With Clyde Billington
Professor Clyde Billington, the new president of the Near East Archaeological Society and fellow editor of ARTIFAX magazine, joins me to discuss some of the news items from the latest issue of ARTIFAX. Our discussion includes this summer's excavation of a palace from the time of Solomon at Tel Gezer, the discovery of the cave that may have been the source of the water/wine containers present at the wedding in Cana attended by Jesus and his disciples, the results of the excavations in the priestly quarter of first century Jerusalem, and a possible gem from the Jewish High Priest's ephod.
With Todd Bolen
More looks ahead to the planned institutional excavations of 2016, what’s happening in biblical archaeology, and what has been happened in the past couple years. A number of excavations have started just in the last few years so there will continue to be a lot of work to do. And you never know what’s going to turn up.
With Clyde Billington

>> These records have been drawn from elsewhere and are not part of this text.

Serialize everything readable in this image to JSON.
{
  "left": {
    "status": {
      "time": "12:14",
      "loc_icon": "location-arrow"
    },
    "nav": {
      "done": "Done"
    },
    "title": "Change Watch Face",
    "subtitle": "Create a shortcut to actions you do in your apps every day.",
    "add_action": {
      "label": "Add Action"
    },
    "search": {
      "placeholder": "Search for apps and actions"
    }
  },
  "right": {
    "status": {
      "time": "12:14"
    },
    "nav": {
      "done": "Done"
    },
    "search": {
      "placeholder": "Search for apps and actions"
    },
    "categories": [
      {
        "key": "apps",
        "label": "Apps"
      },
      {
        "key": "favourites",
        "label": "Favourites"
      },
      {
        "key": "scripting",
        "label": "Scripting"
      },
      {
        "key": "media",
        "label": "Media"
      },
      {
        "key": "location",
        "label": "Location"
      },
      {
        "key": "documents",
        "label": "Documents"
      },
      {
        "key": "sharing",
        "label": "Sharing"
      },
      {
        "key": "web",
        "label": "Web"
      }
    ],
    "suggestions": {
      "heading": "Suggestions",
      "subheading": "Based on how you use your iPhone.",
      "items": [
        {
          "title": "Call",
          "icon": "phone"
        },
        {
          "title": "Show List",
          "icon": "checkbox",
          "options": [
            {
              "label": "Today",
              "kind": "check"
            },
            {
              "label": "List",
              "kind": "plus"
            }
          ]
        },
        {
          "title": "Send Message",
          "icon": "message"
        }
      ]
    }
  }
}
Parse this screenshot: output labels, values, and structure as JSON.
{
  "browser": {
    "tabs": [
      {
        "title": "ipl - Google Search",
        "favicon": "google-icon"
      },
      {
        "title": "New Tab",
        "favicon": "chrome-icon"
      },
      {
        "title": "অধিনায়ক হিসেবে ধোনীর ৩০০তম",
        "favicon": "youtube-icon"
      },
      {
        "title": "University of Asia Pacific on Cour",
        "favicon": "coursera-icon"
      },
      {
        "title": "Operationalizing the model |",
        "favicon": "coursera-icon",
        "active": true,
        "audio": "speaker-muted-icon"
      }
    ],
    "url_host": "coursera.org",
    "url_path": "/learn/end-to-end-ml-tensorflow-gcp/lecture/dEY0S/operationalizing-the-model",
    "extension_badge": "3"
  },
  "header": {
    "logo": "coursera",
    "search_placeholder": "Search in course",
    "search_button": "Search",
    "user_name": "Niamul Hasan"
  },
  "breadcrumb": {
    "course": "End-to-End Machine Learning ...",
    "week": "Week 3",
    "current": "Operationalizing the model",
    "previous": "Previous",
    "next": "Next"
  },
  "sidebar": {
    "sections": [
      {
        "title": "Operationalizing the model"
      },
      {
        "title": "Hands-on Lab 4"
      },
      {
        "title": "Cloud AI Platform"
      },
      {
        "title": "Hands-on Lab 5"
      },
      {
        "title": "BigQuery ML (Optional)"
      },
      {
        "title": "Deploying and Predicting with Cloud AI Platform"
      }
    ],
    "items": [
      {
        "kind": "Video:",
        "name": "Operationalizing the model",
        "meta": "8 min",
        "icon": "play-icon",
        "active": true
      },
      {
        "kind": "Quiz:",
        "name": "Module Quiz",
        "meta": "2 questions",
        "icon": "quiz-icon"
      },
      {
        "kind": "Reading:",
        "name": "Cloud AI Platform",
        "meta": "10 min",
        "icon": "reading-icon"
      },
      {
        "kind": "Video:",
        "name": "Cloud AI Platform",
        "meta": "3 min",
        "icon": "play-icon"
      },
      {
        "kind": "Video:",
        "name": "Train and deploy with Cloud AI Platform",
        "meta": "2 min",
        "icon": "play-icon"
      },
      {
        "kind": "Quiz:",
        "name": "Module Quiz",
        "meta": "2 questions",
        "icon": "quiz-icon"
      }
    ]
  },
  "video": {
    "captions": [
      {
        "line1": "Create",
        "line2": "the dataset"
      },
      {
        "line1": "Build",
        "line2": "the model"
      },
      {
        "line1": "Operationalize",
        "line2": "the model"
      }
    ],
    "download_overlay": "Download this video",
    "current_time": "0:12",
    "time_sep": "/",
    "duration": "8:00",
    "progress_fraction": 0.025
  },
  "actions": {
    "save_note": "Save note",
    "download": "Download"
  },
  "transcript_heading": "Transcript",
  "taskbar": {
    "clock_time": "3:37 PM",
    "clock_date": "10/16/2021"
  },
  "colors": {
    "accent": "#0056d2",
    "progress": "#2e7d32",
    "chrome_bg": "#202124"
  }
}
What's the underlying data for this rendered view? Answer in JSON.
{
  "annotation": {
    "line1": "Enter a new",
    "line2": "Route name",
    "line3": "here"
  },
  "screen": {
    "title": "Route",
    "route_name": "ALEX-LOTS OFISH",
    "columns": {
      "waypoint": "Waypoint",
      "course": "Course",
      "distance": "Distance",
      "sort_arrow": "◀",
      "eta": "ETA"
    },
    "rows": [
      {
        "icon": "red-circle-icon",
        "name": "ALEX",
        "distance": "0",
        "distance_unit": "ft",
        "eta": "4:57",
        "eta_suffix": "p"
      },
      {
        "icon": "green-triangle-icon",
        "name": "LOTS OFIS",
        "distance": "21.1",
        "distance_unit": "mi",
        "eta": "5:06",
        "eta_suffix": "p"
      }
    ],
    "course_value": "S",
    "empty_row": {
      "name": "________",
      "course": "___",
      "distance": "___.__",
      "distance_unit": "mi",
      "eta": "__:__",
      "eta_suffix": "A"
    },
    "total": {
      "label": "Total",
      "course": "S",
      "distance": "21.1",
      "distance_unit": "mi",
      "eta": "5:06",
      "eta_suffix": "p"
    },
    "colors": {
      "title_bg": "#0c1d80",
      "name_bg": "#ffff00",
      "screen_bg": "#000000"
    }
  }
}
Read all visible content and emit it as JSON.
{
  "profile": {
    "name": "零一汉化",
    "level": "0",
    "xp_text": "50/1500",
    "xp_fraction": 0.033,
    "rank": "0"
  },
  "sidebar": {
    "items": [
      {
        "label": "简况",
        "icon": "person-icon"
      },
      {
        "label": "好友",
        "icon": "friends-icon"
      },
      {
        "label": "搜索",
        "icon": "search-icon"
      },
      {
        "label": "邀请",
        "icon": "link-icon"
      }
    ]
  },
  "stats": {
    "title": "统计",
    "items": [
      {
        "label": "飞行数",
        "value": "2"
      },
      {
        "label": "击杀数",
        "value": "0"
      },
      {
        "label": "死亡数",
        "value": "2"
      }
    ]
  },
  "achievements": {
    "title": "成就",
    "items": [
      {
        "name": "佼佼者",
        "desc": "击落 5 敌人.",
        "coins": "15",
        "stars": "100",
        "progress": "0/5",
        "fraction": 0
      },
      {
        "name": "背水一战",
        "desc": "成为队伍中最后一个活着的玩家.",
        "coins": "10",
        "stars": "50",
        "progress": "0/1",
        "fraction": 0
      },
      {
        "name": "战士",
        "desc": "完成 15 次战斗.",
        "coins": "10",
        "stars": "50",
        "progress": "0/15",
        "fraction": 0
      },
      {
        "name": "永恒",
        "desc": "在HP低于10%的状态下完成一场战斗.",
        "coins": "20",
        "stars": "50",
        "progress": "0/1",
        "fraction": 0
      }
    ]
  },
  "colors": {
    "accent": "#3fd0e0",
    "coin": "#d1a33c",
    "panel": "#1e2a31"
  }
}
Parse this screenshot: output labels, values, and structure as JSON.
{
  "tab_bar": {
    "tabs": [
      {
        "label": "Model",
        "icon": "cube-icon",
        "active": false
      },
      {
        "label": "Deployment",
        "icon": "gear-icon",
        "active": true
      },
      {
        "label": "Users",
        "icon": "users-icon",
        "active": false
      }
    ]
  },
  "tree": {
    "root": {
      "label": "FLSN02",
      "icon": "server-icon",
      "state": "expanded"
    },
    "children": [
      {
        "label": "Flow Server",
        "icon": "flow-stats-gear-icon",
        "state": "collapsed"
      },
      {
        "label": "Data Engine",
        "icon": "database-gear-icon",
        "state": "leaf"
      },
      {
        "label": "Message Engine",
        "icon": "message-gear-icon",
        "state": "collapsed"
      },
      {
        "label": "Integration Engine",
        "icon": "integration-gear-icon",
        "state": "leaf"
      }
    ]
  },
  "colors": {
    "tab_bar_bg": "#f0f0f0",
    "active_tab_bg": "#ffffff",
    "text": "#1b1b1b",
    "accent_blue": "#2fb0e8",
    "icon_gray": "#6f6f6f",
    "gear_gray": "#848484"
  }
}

More discoveries reported in the latest issue of ARTIFAX magazine reviewed on this program, including the recently announced scarab of Sheshonq, the Egyptian pharaoh who raided through Judah and took all of Solomon’s gold out of the Jerusalem temple. His scarab was found in 2006 at a copper production facility in Jordan. We continue with a discussion of research at another nearby copper facility in Israel at Timna and what has been learned about the men who worked there. We discuss the oldest metal object ever found in the Middle East, an awl at Tel Tsaf, also found several years ago but just recently announced. And finally, the discovery of an ivory game board at an area of the Tel Gezer excavation that’s been dubbed “Solomon’s casino.”
With Sam Wolff
Sam Wolff, an archaeologist with the Israel Antiquities Authority, co-directs the excavations at Tel Gezer (with co-director Steve Ortiz of Southwestern Baptist Theological Seminary). He gives a status report on one of the three current excavations at Gezer, which is aimed at clarifying the dating of the Iron Age Gate. (The other two are the survey excavation in the area around Gezer, and the excavation of the Gezer water system.) Sam reports the excavations in 2013 are expected to reach the target levels.